Old Alberta associates Bell and Longden have been close friends for years. Longden has let Bell invest considerable money for him, investments which turned out very well. But Longden insists, as he must, that he owns no part of the Alberta Ranches. If he did, he would be violating racing regulations, which prohibit a jockey from owning a racing horse. Longden also denies, perforce, that he runs Vance Longden's training stable. But everybody around California's racing barns knows who the boss of the Longden stables is, and who can blame a son for listening to his father's advice? The unquestionable honesty of Johnny Longden has likely been a factor in the California racing commission's willingness to view Longden as a nonowner, nontrainer and 100% jockey.

If John Longden is an aging phenomenon, riding for thrills while carefully preparing for a very active retirement, son Vance, who will be saddling the two horses in the Derby paddock next Saturday, is a Longden with quite a different style. Born in 1929 of Johnny's first marriage, Vance was taken along on the leaky roof and pothole circuit, living in a tent at trackside. Eventually, he was sent to a California military school. It was a terrible way to raise a son," said Johnny last week.

In his teen-age summers Vance rode in rodeos, though his father didn't approve. Later he grew too big to be a jockey (5 feet 5 inches), quit college and started, largely on his own, as a trainer He has trained many stakes winners, with his father offering some close supervision.

In 1953 he married a Miss San Francisco, divorced her and then married an Oakland beauty queen. He has one child by his first marriage, three by his second. He lives at a quick pace. He tells of the day in 1956 when Hindu Wand, which he trained for Max Bell, lost the International at Laurel. Vance drowned half his sorrow, then shinnied up the flagpole in front of the Laurel clubhouse to get the Canadian flag flying there for a souvenir. He found the flag locked at the top, wrapped his arms around it, jerked it loose, and let go of the pole, dropping 30 feet.

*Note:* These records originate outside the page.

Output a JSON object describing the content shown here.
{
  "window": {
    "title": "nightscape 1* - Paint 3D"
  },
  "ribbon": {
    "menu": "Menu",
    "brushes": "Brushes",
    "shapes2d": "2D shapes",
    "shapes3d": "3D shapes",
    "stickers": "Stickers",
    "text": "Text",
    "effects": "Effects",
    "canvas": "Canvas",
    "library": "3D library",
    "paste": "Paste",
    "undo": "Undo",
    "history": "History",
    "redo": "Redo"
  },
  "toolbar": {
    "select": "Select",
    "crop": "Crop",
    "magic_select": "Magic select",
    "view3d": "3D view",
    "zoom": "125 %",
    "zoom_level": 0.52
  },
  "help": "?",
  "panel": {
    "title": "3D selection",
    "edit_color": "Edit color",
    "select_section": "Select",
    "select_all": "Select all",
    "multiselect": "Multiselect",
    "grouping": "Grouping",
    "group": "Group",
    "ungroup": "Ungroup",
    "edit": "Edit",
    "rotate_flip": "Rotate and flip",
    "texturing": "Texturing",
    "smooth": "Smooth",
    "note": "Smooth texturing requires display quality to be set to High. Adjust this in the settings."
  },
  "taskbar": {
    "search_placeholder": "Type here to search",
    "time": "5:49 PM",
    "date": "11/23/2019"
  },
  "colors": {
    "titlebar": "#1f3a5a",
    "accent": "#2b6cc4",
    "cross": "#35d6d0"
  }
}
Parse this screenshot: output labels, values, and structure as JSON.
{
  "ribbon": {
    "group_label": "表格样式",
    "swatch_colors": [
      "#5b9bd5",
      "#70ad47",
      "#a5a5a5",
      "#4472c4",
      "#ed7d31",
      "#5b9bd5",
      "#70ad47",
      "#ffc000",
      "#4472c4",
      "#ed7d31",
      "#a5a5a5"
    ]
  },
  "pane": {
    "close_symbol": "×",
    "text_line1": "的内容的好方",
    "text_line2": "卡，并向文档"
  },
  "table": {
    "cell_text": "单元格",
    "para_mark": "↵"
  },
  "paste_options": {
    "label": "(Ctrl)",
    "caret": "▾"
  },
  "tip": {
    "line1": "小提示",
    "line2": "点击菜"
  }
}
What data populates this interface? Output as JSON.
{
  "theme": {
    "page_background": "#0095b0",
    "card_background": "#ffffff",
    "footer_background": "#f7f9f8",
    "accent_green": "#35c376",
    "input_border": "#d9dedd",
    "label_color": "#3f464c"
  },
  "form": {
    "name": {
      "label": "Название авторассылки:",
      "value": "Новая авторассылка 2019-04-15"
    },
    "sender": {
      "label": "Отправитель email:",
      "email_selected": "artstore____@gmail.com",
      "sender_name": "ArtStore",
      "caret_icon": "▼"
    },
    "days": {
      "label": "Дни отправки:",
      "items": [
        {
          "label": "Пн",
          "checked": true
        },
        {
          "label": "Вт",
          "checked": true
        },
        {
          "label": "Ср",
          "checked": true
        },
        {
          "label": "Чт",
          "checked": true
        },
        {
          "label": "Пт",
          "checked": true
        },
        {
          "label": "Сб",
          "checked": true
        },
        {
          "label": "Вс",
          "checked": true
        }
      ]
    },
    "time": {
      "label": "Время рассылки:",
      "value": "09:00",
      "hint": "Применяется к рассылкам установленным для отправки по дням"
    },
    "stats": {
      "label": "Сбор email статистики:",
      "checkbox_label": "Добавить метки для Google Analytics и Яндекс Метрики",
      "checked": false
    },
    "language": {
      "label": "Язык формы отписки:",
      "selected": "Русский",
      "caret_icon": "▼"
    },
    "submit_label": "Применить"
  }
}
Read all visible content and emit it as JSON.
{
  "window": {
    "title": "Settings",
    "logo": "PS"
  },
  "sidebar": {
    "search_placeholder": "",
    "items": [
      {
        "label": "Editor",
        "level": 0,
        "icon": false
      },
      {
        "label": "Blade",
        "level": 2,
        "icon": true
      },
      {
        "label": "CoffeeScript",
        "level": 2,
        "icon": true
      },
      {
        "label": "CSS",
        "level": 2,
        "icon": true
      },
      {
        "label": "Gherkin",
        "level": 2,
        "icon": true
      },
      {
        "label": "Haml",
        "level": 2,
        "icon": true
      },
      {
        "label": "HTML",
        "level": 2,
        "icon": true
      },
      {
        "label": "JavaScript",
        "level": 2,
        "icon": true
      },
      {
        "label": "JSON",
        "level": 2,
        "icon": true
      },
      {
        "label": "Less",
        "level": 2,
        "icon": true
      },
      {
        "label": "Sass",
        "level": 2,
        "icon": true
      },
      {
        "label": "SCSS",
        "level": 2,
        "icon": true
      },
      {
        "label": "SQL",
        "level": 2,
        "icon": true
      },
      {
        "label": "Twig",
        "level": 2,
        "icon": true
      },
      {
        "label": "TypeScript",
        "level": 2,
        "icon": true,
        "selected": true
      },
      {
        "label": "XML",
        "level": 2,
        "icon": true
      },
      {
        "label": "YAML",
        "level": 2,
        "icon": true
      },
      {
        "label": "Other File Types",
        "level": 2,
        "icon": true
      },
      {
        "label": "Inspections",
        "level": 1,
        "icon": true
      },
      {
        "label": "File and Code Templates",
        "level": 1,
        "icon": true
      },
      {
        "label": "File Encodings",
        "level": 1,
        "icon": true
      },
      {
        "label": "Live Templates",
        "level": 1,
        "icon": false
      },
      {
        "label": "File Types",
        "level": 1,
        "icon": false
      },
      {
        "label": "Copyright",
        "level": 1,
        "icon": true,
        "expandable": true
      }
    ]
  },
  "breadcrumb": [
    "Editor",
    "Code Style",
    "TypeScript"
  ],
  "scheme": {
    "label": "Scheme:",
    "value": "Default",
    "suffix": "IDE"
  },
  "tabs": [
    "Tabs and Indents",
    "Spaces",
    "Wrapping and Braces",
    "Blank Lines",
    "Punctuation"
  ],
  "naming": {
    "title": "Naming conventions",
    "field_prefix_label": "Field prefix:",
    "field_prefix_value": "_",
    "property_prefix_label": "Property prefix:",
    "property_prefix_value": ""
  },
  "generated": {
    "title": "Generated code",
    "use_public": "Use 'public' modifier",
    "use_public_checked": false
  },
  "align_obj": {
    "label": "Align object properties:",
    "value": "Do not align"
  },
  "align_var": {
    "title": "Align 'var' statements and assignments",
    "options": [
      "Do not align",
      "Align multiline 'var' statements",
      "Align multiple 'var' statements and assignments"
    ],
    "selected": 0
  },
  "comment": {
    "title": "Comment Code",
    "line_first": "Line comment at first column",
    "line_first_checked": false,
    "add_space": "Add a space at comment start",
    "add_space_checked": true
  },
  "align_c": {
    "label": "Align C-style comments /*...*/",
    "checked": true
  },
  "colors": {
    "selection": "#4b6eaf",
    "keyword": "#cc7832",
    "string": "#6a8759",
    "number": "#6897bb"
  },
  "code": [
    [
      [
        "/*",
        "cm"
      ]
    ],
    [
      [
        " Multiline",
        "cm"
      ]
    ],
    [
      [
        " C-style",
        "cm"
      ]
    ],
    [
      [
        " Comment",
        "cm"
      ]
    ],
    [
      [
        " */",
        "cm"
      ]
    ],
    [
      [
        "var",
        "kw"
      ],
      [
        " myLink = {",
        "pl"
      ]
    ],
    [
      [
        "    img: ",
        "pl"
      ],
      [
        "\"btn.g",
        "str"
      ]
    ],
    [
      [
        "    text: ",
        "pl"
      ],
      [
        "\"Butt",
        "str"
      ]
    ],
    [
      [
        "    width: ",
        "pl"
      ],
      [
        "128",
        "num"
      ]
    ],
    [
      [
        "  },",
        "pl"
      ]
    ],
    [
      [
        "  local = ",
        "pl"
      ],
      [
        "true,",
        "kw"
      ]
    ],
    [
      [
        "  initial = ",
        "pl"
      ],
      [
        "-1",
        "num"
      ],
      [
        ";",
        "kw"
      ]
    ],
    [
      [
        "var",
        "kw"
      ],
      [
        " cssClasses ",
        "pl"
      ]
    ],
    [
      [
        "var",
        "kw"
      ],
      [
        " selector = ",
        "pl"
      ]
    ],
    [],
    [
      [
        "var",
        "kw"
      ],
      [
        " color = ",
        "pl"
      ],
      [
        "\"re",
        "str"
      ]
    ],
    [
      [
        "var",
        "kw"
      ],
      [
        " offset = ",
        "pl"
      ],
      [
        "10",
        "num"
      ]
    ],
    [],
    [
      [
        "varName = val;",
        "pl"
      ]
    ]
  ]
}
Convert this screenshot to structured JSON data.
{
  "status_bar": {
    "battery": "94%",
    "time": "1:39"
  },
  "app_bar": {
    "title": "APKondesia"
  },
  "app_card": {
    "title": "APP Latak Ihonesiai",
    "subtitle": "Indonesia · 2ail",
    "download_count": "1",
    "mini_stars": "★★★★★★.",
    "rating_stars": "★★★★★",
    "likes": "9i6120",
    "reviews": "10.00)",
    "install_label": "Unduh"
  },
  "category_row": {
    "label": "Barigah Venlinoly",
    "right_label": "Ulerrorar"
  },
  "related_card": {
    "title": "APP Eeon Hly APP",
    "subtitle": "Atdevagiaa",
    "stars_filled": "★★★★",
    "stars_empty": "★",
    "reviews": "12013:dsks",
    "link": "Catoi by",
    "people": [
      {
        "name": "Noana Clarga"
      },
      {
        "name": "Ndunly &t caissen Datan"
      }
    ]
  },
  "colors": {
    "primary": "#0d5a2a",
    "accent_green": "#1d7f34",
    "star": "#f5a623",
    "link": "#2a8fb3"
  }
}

He may be quieting down some now. "I would like," he said recently, "to have some of the courage and some of the convictions of my father."

Training a Kentucky Derby winner might be the spur Vance Longden needs to insure for himself a long career as a successful trainer. But if Johnny Longden brings the purple-and-white silks of Alberta Ranches across the finish line first, would he possibly consider that a fitting final triumph to his career?

In 1947 Grantland Rice, appraising much the same situation, wrote: "Longden figures he has at least two more years to go, possibly three. By that time, he expects to have his 3,000 winners all filed away." At a jockeys' ball some 12 years and 2,000 winners later, Willie Shoemaker, 29, who wasn't even born when Longden won his first race, shattered the house with a song, to the tune of Tom Dooley, that went:

Hang up your tack, John Longden,
Hang up your tack and quit.
Hang up your tack, John Longden,
Pack up your bit and git.

"Now that he's got Flutterby," said Willie Shoemaker in feigned disgust this spring, "he'll never quit."


LEATHERY LONGDEN, at 54 and after 5,500 victories, is still riding "for the thrill of it."